TASK GOAL → Write out each record below exactly, without pictures.

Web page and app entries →
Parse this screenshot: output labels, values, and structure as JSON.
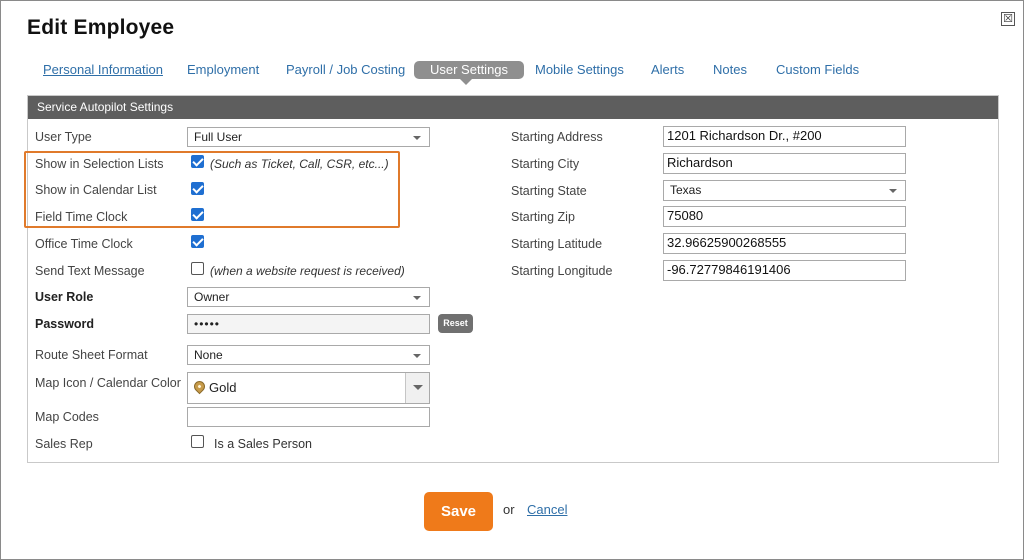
{
  "dialog": {
    "title": "Edit Employee",
    "close_label": "☒"
  },
  "tabs": [
    {
      "label": "Personal Information"
    },
    {
      "label": "Employment"
    },
    {
      "label": "Payroll / Job Costing"
    },
    {
      "label": "User Settings",
      "active": true
    },
    {
      "label": "Mobile Settings"
    },
    {
      "label": "Alerts"
    },
    {
      "label": "Notes"
    },
    {
      "label": "Custom Fields"
    }
  ],
  "panel": {
    "header": "Service Autopilot Settings"
  },
  "left": {
    "user_type": {
      "label": "User Type",
      "value": "Full User"
    },
    "show_selection": {
      "label": "Show in Selection Lists",
      "checked": true,
      "note": "(Such as Ticket, Call, CSR, etc...)"
    },
    "show_calendar": {
      "label": "Show in Calendar List",
      "checked": true
    },
    "field_time_clock": {
      "label": "Field Time Clock",
      "checked": true
    },
    "office_time_clock": {
      "label": "Office Time Clock",
      "checked": true
    },
    "send_text": {
      "label": "Send Text Message",
      "checked": false,
      "note": "(when a website request is received)"
    },
    "user_role": {
      "label": "User Role",
      "value": "Owner"
    },
    "password": {
      "label": "Password",
      "value": "•••••",
      "reset_label": "Reset"
    },
    "route_sheet": {
      "label": "Route Sheet Format",
      "value": "None"
    },
    "map_icon": {
      "label": "Map Icon / Calendar Color",
      "value": "Gold"
    },
    "map_codes": {
      "label": "Map Codes",
      "value": ""
    },
    "sales_rep": {
      "label": "Sales Rep",
      "checked": false,
      "text": "Is a Sales Person"
    }
  },
  "right": {
    "address": {
      "label": "Starting Address",
      "value": "1201 Richardson Dr., #200"
    },
    "city": {
      "label": "Starting City",
      "value": "Richardson"
    },
    "state": {
      "label": "Starting State",
      "value": "Texas"
    },
    "zip": {
      "label": "Starting Zip",
      "value": "75080"
    },
    "latitude": {
      "label": "Starting Latitude",
      "value": "32.96625900268555"
    },
    "longitude": {
      "label": "Starting Longitude",
      "value": "-96.72779846191406"
    }
  },
  "footer": {
    "save_label": "Save",
    "or_text": "or",
    "cancel_label": "Cancel"
  },
  "colors": {
    "accent": "#ef7a1a",
    "highlight": "#e07a2b",
    "link": "#2f6fa8",
    "checkbox": "#1f6fd1",
    "header_bg": "#5e5e5e"
  }
}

REPLY →
Parse this screenshot: output labels, values, and structure as JSON.
{
  "dialog": {
    "title": "Edit Employee",
    "close_label": "☒"
  },
  "tabs": [
    {
      "label": "Personal Information"
    },
    {
      "label": "Employment"
    },
    {
      "label": "Payroll / Job Costing"
    },
    {
      "label": "User Settings",
      "active": true
    },
    {
      "label": "Mobile Settings"
    },
    {
      "label": "Alerts"
    },
    {
      "label": "Notes"
    },
    {
      "label": "Custom Fields"
    }
  ],
  "panel": {
    "header": "Service Autopilot Settings"
  },
  "left": {
    "user_type": {
      "label": "User Type",
      "value": "Full User"
    },
    "show_selection": {
      "label": "Show in Selection Lists",
      "checked": true,
      "note": "(Such as Ticket, Call, CSR, etc...)"
    },
    "show_calendar": {
      "label": "Show in Calendar List",
      "checked": true
    },
    "field_time_clock": {
      "label": "Field Time Clock",
      "checked": true
    },
    "office_time_clock": {
      "label": "Office Time Clock",
      "checked": true
    },
    "send_text": {
      "label": "Send Text Message",
      "checked": false,
      "note": "(when a website request is received)"
    },
    "user_role": {
      "label": "User Role",
      "value": "Owner"
    },
    "password": {
      "label": "Password",
      "value": "•••••",
      "reset_label": "Reset"
    },
    "route_sheet": {
      "label": "Route Sheet Format",
      "value": "None"
    },
    "map_icon": {
      "label": "Map Icon / Calendar Color",
      "value": "Gold"
    },
    "map_codes": {
      "label": "Map Codes",
      "value": ""
    },
    "sales_rep": {
      "label": "Sales Rep",
      "checked": false,
      "text": "Is a Sales Person"
    }
  },
  "right": {
    "address": {
      "label": "Starting Address",
      "value": "1201 Richardson Dr., #200"
    },
    "city": {
      "label": "Starting City",
      "value": "Richardson"
    },
    "state": {
      "label": "Starting State",
      "value": "Texas"
    },
    "zip": {
      "label": "Starting Zip",
      "value": "75080"
    },
    "latitude": {
      "label": "Starting Latitude",
      "value": "32.96625900268555"
    },
    "longitude": {
      "label": "Starting Longitude",
      "value": "-96.72779846191406"
    }
  },
  "footer": {
    "save_label": "Save",
    "or_text": "or",
    "cancel_label": "Cancel"
  },
  "colors": {
    "accent": "#ef7a1a",
    "highlight": "#e07a2b",
    "link": "#2f6fa8",
    "checkbox": "#1f6fd1",
    "header_bg": "#5e5e5e"
  }
}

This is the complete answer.